:: RECORDS FOR PROCESSING

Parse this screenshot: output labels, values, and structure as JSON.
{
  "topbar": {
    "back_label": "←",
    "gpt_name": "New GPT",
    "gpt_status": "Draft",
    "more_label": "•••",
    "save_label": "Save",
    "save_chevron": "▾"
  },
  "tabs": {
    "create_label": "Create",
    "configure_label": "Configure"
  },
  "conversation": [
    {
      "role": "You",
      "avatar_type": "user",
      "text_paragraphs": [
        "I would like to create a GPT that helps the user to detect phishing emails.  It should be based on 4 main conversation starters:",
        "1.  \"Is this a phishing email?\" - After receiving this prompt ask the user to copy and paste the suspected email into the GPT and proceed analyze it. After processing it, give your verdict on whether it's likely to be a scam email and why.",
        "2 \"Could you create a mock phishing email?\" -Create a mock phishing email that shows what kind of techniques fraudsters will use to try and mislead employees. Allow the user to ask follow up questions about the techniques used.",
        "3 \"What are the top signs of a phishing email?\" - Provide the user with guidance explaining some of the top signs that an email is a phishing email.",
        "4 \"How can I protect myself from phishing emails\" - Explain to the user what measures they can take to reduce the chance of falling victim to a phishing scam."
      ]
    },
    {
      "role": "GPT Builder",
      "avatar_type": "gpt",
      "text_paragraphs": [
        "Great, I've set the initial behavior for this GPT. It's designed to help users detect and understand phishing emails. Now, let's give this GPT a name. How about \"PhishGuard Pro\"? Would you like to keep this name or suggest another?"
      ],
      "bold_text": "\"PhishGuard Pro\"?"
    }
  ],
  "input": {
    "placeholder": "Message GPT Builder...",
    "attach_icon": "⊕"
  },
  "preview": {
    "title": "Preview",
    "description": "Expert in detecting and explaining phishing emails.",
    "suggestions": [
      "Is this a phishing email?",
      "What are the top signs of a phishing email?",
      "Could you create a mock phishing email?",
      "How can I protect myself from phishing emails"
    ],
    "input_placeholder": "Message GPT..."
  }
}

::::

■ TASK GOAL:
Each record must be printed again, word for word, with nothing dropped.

■ SOLUTION TO THE PROBLEM:
Parse this screenshot: output labels, values, and structure as JSON.
{
  "topbar": {
    "back_label": "←",
    "gpt_name": "New GPT",
    "gpt_status": "Draft",
    "more_label": "•••",
    "save_label": "Save",
    "save_chevron": "▾"
  },
  "tabs": {
    "create_label": "Create",
    "configure_label": "Configure"
  },
  "conversation": [
    {
      "role": "You",
      "avatar_type": "user",
      "text_paragraphs": [
        "I would like to create a GPT that helps the user to detect phishing emails.  It should be based on 4 main conversation starters:",
        "1.  \"Is this a phishing email?\" - After receiving this prompt ask the user to copy and paste the suspected email into the GPT and proceed analyze it. After processing it, give your verdict on whether it's likely to be a scam email and why.",
        "2 \"Could you create a mock phishing email?\" -Create a mock phishing email that shows what kind of techniques fraudsters will use to try and mislead employees. Allow the user to ask follow up questions about the techniques used.",
        "3 \"What are the top signs of a phishing email?\" - Provide the user with guidance explaining some of the top signs that an email is a phishing email.",
        "4 \"How can I protect myself from phishing emails\" - Explain to the user what measures they can take to reduce the chance of falling victim to a phishing scam."
      ]
    },
    {
      "role": "GPT Builder",
      "avatar_type": "gpt",
      "text_paragraphs": [
        "Great, I've set the initial behavior for this GPT. It's designed to help users detect and understand phishing emails. Now, let's give this GPT a name. How about \"PhishGuard Pro\"? Would you like to keep this name or suggest another?"
      ],
      "bold_text": "\"PhishGuard Pro\"?"
    }
  ],
  "input": {
    "placeholder": "Message GPT Builder...",
    "attach_icon": "⊕"
  },
  "preview": {
    "title": "Preview",
    "description": "Expert in detecting and explaining phishing emails.",
    "suggestions": [
      "Is this a phishing email?",
      "What are the top signs of a phishing email?",
      "Could you create a mock phishing email?",
      "How can I protect myself from phishing emails"
    ],
    "input_placeholder": "Message GPT..."
  }
}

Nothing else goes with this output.